* Instructions to follow *
Among the entries, find each line that includes the string "desc" and list it.
***** Input material
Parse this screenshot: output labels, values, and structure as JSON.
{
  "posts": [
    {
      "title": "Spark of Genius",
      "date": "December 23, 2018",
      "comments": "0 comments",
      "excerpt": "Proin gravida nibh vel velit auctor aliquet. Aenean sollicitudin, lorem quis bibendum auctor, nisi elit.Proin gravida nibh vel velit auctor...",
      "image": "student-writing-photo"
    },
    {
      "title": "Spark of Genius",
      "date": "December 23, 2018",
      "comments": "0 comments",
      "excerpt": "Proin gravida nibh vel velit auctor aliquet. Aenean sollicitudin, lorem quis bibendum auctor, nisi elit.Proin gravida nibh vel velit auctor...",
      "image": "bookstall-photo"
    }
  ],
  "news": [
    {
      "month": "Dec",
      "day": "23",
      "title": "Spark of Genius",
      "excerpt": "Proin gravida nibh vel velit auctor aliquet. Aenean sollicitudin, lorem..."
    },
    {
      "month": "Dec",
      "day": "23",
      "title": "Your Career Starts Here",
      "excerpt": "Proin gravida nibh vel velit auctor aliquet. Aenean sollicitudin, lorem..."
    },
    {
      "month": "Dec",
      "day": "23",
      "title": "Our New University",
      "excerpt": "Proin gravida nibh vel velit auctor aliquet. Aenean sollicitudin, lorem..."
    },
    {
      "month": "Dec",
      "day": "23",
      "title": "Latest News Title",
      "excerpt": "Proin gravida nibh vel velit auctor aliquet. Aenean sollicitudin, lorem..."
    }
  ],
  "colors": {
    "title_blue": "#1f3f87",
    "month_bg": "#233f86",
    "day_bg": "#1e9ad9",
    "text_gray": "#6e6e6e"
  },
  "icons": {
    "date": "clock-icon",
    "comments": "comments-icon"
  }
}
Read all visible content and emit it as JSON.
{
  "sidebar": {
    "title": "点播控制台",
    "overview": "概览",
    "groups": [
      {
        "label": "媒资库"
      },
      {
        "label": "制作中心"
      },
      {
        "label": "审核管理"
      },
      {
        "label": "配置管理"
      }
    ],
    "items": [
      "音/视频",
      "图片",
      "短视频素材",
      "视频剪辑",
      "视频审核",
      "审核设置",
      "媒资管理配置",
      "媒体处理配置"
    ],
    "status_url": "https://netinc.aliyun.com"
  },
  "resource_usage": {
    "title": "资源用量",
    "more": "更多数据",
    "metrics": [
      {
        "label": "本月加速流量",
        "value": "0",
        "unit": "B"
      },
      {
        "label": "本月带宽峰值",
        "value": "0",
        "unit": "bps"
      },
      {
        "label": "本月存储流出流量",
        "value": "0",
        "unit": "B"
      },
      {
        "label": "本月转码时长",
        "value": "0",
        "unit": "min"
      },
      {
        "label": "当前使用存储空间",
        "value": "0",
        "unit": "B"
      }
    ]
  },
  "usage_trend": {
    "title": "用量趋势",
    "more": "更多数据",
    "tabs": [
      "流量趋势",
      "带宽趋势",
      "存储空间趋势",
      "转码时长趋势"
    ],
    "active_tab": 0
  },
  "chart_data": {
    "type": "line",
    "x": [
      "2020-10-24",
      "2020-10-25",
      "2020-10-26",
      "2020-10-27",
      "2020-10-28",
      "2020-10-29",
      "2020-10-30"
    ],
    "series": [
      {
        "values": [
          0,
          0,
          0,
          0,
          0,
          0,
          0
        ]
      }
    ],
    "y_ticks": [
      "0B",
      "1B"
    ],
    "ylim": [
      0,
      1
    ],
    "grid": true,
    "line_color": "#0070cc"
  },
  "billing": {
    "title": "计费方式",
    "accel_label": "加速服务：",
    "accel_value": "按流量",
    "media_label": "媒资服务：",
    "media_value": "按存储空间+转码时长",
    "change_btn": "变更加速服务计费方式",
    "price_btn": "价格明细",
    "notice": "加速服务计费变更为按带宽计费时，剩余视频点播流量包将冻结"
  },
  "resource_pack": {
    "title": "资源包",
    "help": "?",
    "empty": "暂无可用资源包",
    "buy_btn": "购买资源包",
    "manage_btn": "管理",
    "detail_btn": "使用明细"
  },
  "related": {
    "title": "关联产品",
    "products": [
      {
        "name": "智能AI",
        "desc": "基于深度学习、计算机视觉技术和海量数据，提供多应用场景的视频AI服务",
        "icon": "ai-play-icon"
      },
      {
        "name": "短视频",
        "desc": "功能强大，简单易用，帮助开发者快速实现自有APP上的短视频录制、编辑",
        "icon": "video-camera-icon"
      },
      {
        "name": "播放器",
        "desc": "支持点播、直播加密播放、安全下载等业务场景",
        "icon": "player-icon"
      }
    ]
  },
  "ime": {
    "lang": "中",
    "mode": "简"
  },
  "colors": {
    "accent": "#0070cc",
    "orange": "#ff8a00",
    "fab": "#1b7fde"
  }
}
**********
* Task answer *
        "desc": "基于深度学习、计算机视觉技术和海量数据，提供多应用场景的视频AI服务",
        "desc": "功能强大，简单易用，帮助开发者快速实现自有APP上的短视频录制、编辑",
        "desc": "支持点播、直播加密播放、安全下载等业务场景",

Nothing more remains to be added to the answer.